The strategic framework for European cooperation in education and training (ET 2020) provides a common set of objectives for EU Member States, outlined in eight benchmark targets, one of which foresees an average of at least 15 % of adults in the EU-28 participating in lifelong learning by 2020. This benchmark refers to participation in education and training in the four weeks prior to the survey and data for monitoring this benchmark are provided by the EU labour force survey (EU-LFS). The EU-LFS was chosen to illustrate progress towards the benchmark because it provides annual data on lifelong learning (although only for the 4 weeks prior to the survey) while the AES which measures participation in education and training during the last 12 months is run every five years only.
In 2011, a Council Resolution on Rethinking education: investing in skills for better socio-economic outcomes’ (COM(2012) 0669 final) was adopted by the European Commission in 2012, it covers four key areas:
- developing vocational education and training;
- promoting work-based learning;
- promoting partnerships between public and private institutions (to ensure appropriate curricula and skills provision in the face of skills deficits/bottlenecks); and
- promoting mobility through the ‘Erasmus for All’ programme.
- Education and training in the EU — facts and figures (online publication)
- All pages on education and training
- Adult learning statistics
- Vocational education and training statistics
- The EU has almost reached its target for share of persons aged 30 to 34 with tertiary education — news release April 2018

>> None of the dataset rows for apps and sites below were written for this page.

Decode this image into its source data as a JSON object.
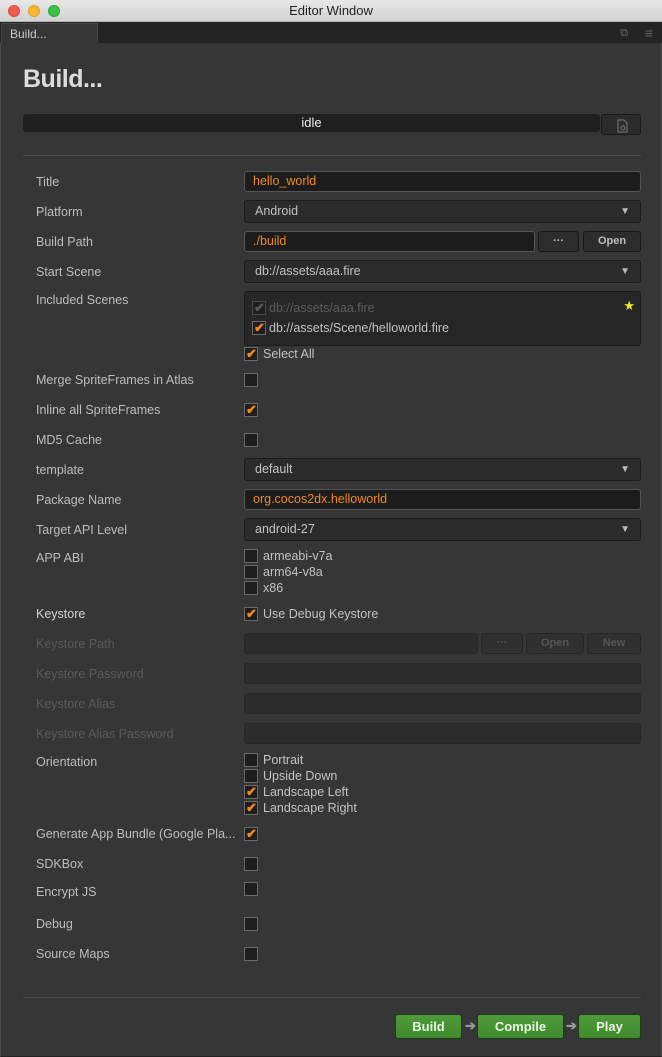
{
  "window": {
    "title": "Editor Window",
    "tab_label": "Build..."
  },
  "header": {
    "title": "Build...",
    "status": "idle"
  },
  "form": {
    "title": {
      "label": "Title",
      "value": "hello_world"
    },
    "platform": {
      "label": "Platform",
      "value": "Android"
    },
    "build_path": {
      "label": "Build Path",
      "value": "./build",
      "browse_label": "···",
      "open_label": "Open"
    },
    "start_scene": {
      "label": "Start Scene",
      "value": "db://assets/aaa.fire"
    },
    "included_scenes": {
      "label": "Included Scenes",
      "items": [
        {
          "path": "db://assets/aaa.fire",
          "checked": true,
          "disabled": true,
          "starred": true
        },
        {
          "path": "db://assets/Scene/helloworld.fire",
          "checked": true,
          "disabled": false,
          "starred": false
        }
      ],
      "select_all_label": "Select All",
      "select_all_checked": true
    },
    "merge_spriteframes": {
      "label": "Merge SpriteFrames in Atlas",
      "checked": false
    },
    "inline_spriteframes": {
      "label": "Inline all SpriteFrames",
      "checked": true
    },
    "md5_cache": {
      "label": "MD5 Cache",
      "checked": false
    },
    "template": {
      "label": "template",
      "value": "default"
    },
    "package_name": {
      "label": "Package Name",
      "value": "org.cocos2dx.helloworld"
    },
    "target_api": {
      "label": "Target API Level",
      "value": "android-27"
    },
    "app_abi": {
      "label": "APP ABI",
      "options": [
        {
          "label": "armeabi-v7a",
          "checked": false
        },
        {
          "label": "arm64-v8a",
          "checked": false
        },
        {
          "label": "x86",
          "checked": false
        }
      ]
    },
    "keystore": {
      "label": "Keystore",
      "option_label": "Use Debug Keystore",
      "checked": true
    },
    "keystore_path": {
      "label": "Keystore Path",
      "value": "",
      "browse_label": "···",
      "open_label": "Open",
      "new_label": "New"
    },
    "keystore_password": {
      "label": "Keystore Password",
      "value": ""
    },
    "keystore_alias": {
      "label": "Keystore Alias",
      "value": ""
    },
    "keystore_alias_password": {
      "label": "Keystore Alias Password",
      "value": ""
    },
    "orientation": {
      "label": "Orientation",
      "options": [
        {
          "label": "Portrait",
          "checked": false
        },
        {
          "label": "Upside Down",
          "checked": false
        },
        {
          "label": "Landscape Left",
          "checked": true
        },
        {
          "label": "Landscape Right",
          "checked": true
        }
      ]
    },
    "app_bundle": {
      "label": "Generate App Bundle (Google Pla...",
      "checked": true
    },
    "sdkbox": {
      "label": "SDKBox",
      "checked": false
    },
    "encrypt_js": {
      "label": "Encrypt JS",
      "checked": false
    },
    "debug": {
      "label": "Debug",
      "checked": false
    },
    "source_maps": {
      "label": "Source Maps",
      "checked": false
    }
  },
  "actions": {
    "build_label": "Build",
    "compile_label": "Compile",
    "play_label": "Play",
    "arrow": "➔"
  },
  "icons": {
    "check": "✔",
    "star": "★",
    "dropdown": "▼",
    "menu": "≡",
    "popout": "⧉"
  },
  "colors": {
    "accent_orange": "#f28a1e",
    "action_green": "#4a9636",
    "panel_bg": "#363636",
    "star_yellow": "#f5e62a"
  }
}
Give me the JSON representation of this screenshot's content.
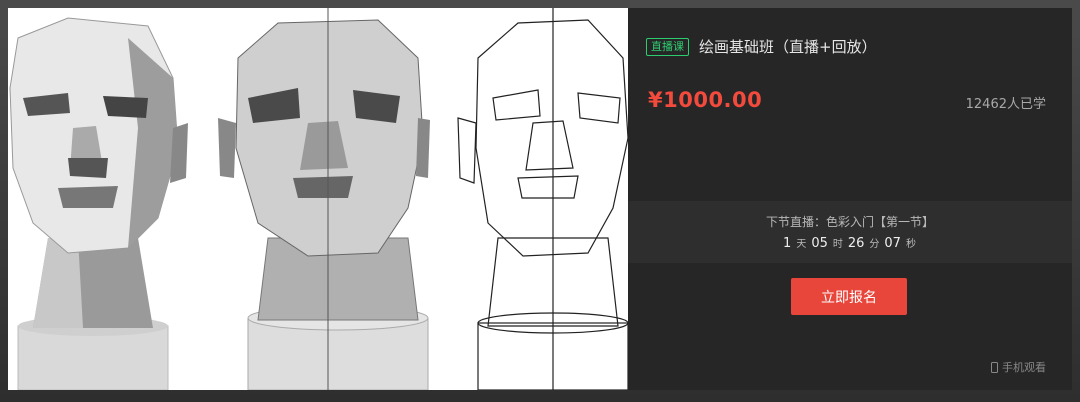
{
  "course": {
    "tag": "直播课",
    "title": "绘画基础班（直播+回放）",
    "price": "¥1000.00",
    "enrolled": "12462人已学"
  },
  "next_lesson": {
    "text": "下节直播：色彩入门【第一节】",
    "countdown": {
      "days": "1",
      "days_unit": "天",
      "hours": "05",
      "hours_unit": "时",
      "minutes": "26",
      "minutes_unit": "分",
      "seconds": "07",
      "seconds_unit": "秒"
    }
  },
  "actions": {
    "enroll_label": "立即报名",
    "mobile_label": "手机观看"
  },
  "colors": {
    "accent": "#e8463b",
    "price": "#f24a3c",
    "live_tag": "#2ecc71",
    "panel_bg": "#262626"
  },
  "icons": {
    "mobile": "phone-icon"
  }
}
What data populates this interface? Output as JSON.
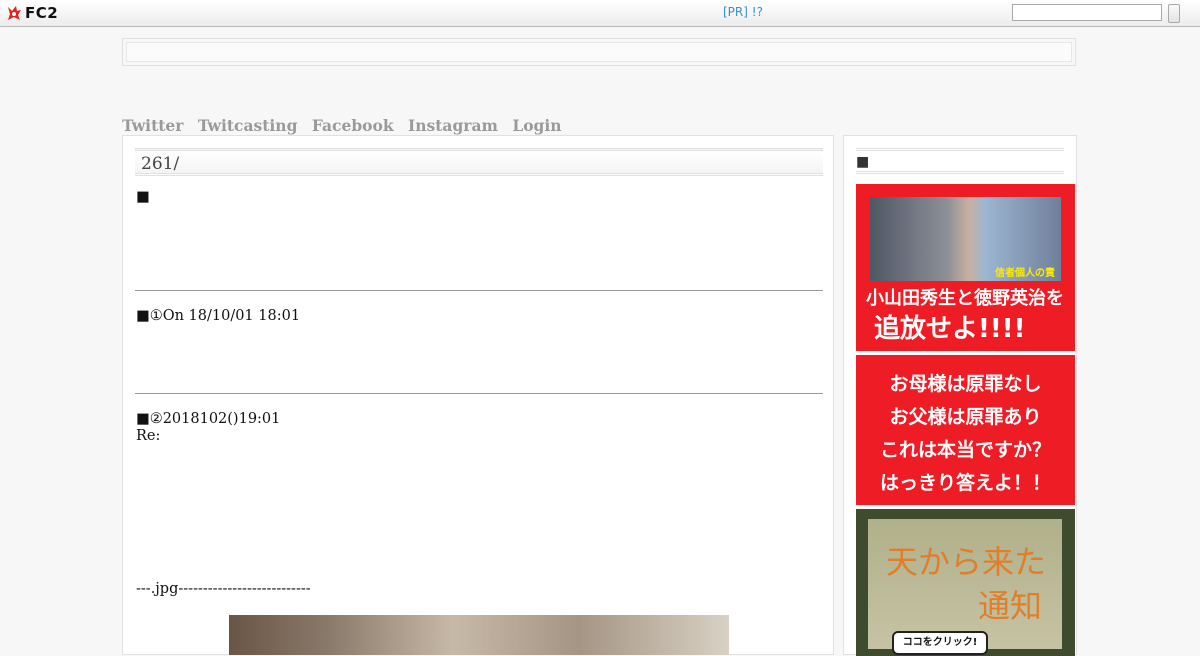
{
  "header": {
    "logo_text": "FC2",
    "pr_link": "[PR] !?",
    "search": {
      "placeholder": "",
      "value": ""
    }
  },
  "nav": {
    "links": [
      "Twitter",
      "Twitcasting",
      "Facebook",
      "Instagram",
      "Login"
    ]
  },
  "entry": {
    "title": "261/",
    "sections": [
      {
        "heading": "■"
      },
      {
        "heading": "■①On 18/10/01 18:01"
      },
      {
        "heading": "■②2018102()19:01",
        "line2": "Re:"
      }
    ],
    "attachment_line": "---.jpg---------------------------"
  },
  "sidebar": {
    "heading": "■",
    "banner1": {
      "line1": "小山田秀生と徳野英治を",
      "line2": "追放せよ!!!!",
      "photo_tag": "信者個人の責"
    },
    "banner2": {
      "lines": [
        "お母様は原罪なし",
        "お父様は原罪あり",
        "これは本当ですか？",
        "はっきり答えよ！！"
      ]
    },
    "banner3": {
      "title1": "天から来た",
      "title2": "通知",
      "button": "ココをクリック!"
    }
  },
  "colors": {
    "banner_red": "#ee1c25",
    "link_blue": "#3a8fd0",
    "nav_gray": "#9a9a9a"
  }
}
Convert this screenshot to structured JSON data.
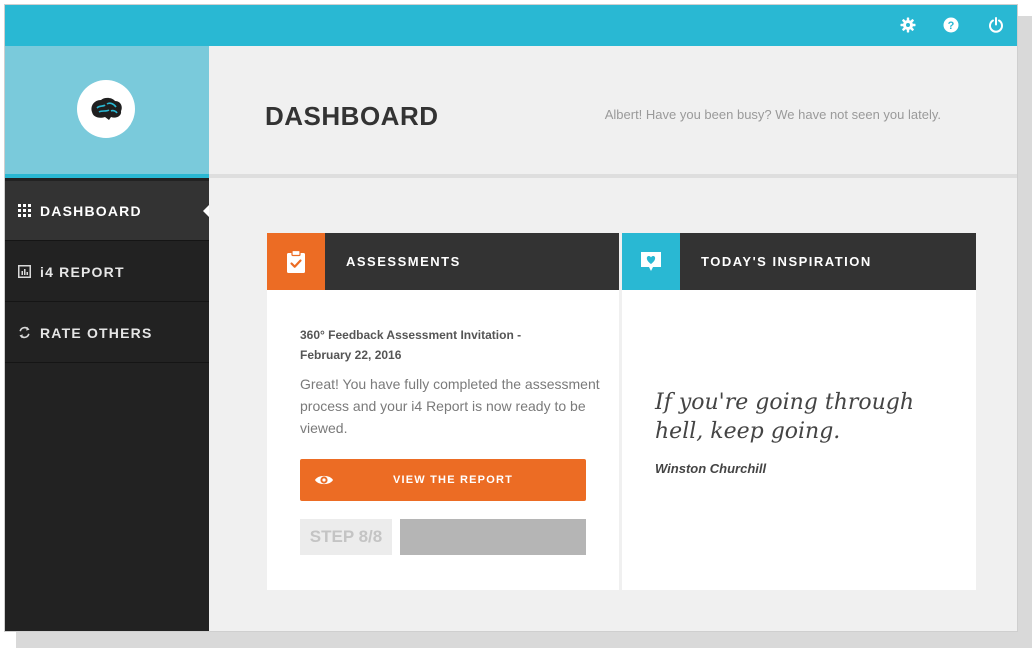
{
  "topbar": {
    "icons": [
      "gear-icon",
      "help-icon",
      "power-icon"
    ],
    "color": "#29b8d3"
  },
  "sidebar": {
    "logo": "brain-logo",
    "items": [
      {
        "label": "DASHBOARD",
        "icon": "grid-icon",
        "active": true
      },
      {
        "label": "i4 REPORT",
        "icon": "report-icon",
        "active": false
      },
      {
        "label": "RATE OTHERS",
        "icon": "refresh-icon",
        "active": false
      }
    ]
  },
  "header": {
    "title": "DASHBOARD",
    "greeting": "Albert! Have you been busy? We have not seen you lately."
  },
  "assessments": {
    "title": "ASSESSMENTS",
    "icon": "clipboard-check-icon",
    "accent": "#ec6c24",
    "item_title": "360° Feedback Assessment Invitation - February 22, 2016",
    "body": "Great! You have fully completed the assessment process and your i4 Report is now ready to be viewed.",
    "button_label": "VIEW THE REPORT",
    "step_label": "STEP 8/8",
    "progress": 1.0
  },
  "inspiration": {
    "title": "TODAY'S INSPIRATION",
    "icon": "heart-chat-icon",
    "accent": "#29b8d3",
    "quote": "If you're going through hell, keep going.",
    "author": "Winston Churchill"
  }
}
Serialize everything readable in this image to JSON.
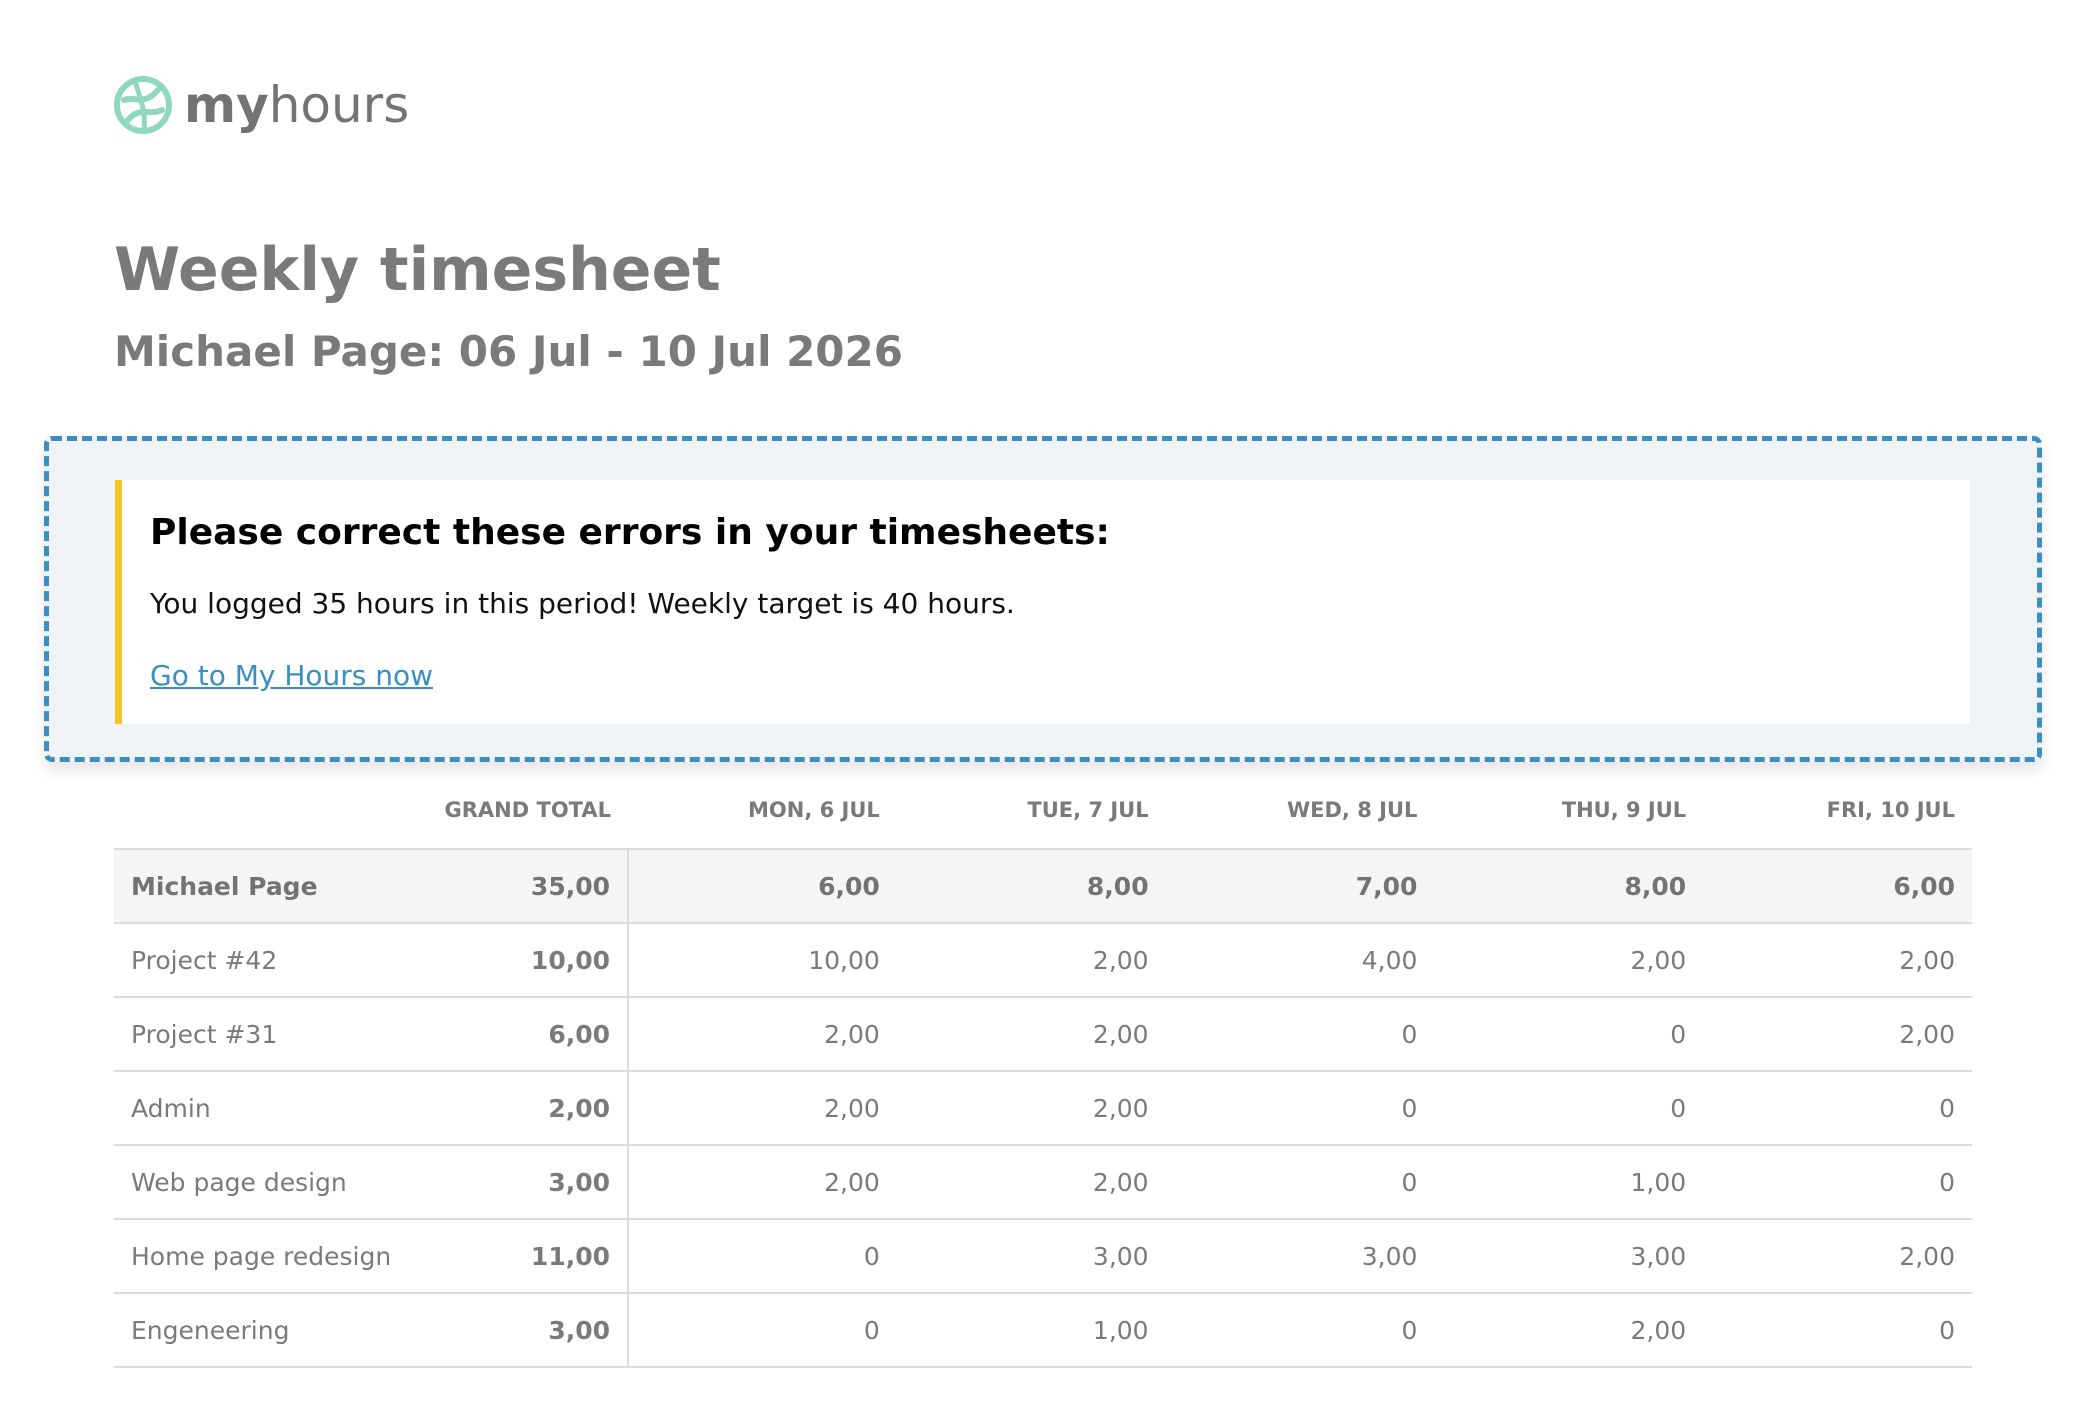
{
  "brand": {
    "logo_icon": "myhours-logo-icon",
    "name_bold": "my",
    "name_regular": "hours",
    "accent_color": "#8fd8be"
  },
  "header": {
    "title": "Weekly timesheet",
    "subtitle": "Michael Page: 06 Jul - 10 Jul 2026"
  },
  "notice": {
    "heading": "Please correct these errors in your timesheets:",
    "message": "You logged 35 hours in this period! Weekly target is 40 hours.",
    "link_label": "Go to My Hours now",
    "border_color": "#3a8fc2",
    "stripe_color": "#f5c323"
  },
  "table": {
    "columns": [
      "",
      "GRAND TOTAL",
      "MON, 6 JUL",
      "TUE, 7 JUL",
      "WED, 8 JUL",
      "THU, 9 JUL",
      "FRI, 10 JUL"
    ],
    "summary": {
      "name": "Michael Page",
      "total": "35,00",
      "days": [
        "6,00",
        "8,00",
        "7,00",
        "8,00",
        "6,00"
      ]
    },
    "rows": [
      {
        "name": "Project #42",
        "total": "10,00",
        "days": [
          "10,00",
          "2,00",
          "4,00",
          "2,00",
          "2,00"
        ]
      },
      {
        "name": "Project #31",
        "total": "6,00",
        "days": [
          "2,00",
          "2,00",
          "0",
          "0",
          "2,00"
        ]
      },
      {
        "name": "Admin",
        "total": "2,00",
        "days": [
          "2,00",
          "2,00",
          "0",
          "0",
          "0"
        ]
      },
      {
        "name": "Web page design",
        "total": "3,00",
        "days": [
          "2,00",
          "2,00",
          "0",
          "1,00",
          "0"
        ]
      },
      {
        "name": "Home page redesign",
        "total": "11,00",
        "days": [
          "0",
          "3,00",
          "3,00",
          "3,00",
          "2,00"
        ]
      },
      {
        "name": "Engeneering",
        "total": "3,00",
        "days": [
          "0",
          "1,00",
          "0",
          "2,00",
          "0"
        ]
      }
    ]
  }
}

- Key data on education in Europe 2012 — statistical book
- Significant country differences in adult learning — Statistics in focus 44/2009
- Education and training, see:
- Participation in education and training (educ_part)
- Adult learning (trng)
- Participation in education and training (last 12 months) (trng_aes_12m0)
- Participation rate in education and training by sex (trng_aes_100)
- Participation rate in education and training by age (trng_aes_101)
- Participation rate in education and training by educational attainment level (trng_aes_102)
- Participation rate in job-related non-formal education and training by type and sex (trng_aes_120)
- Distribution of education and training activities by field (ISCED-F 2013) (trng_aes_166)
- Distribution of non-formal education and training activities by type and sex (trng_aes_188)
- Distribution of non-formal education and training activities by type and age (trng_aes_189)
- Distribution of non-formal education and training activities by type and educational attainment level (trng_aes_190)
- Time spent on education and training (last 12 months) (trng_aes_12m2)
- Distribution of instruction hours by field (ISCED-F 2013) (trng_aes_174)
- Participation in education and training (last 12 months) (trng_aes_12m0)
- Adult education survey (ESMS metadata file — trng_aes_12m0_esms)
Manuals and other methodological information
- Ireland and Luxembourg did not participate in the 2007 adult education survey; Croatia did not participate in the 2011 adult education survey. Ireland participated in the 2016 adult education survey but data are not yet available.
- International Standard Classification of Education 2011, paragraph 36, page 11.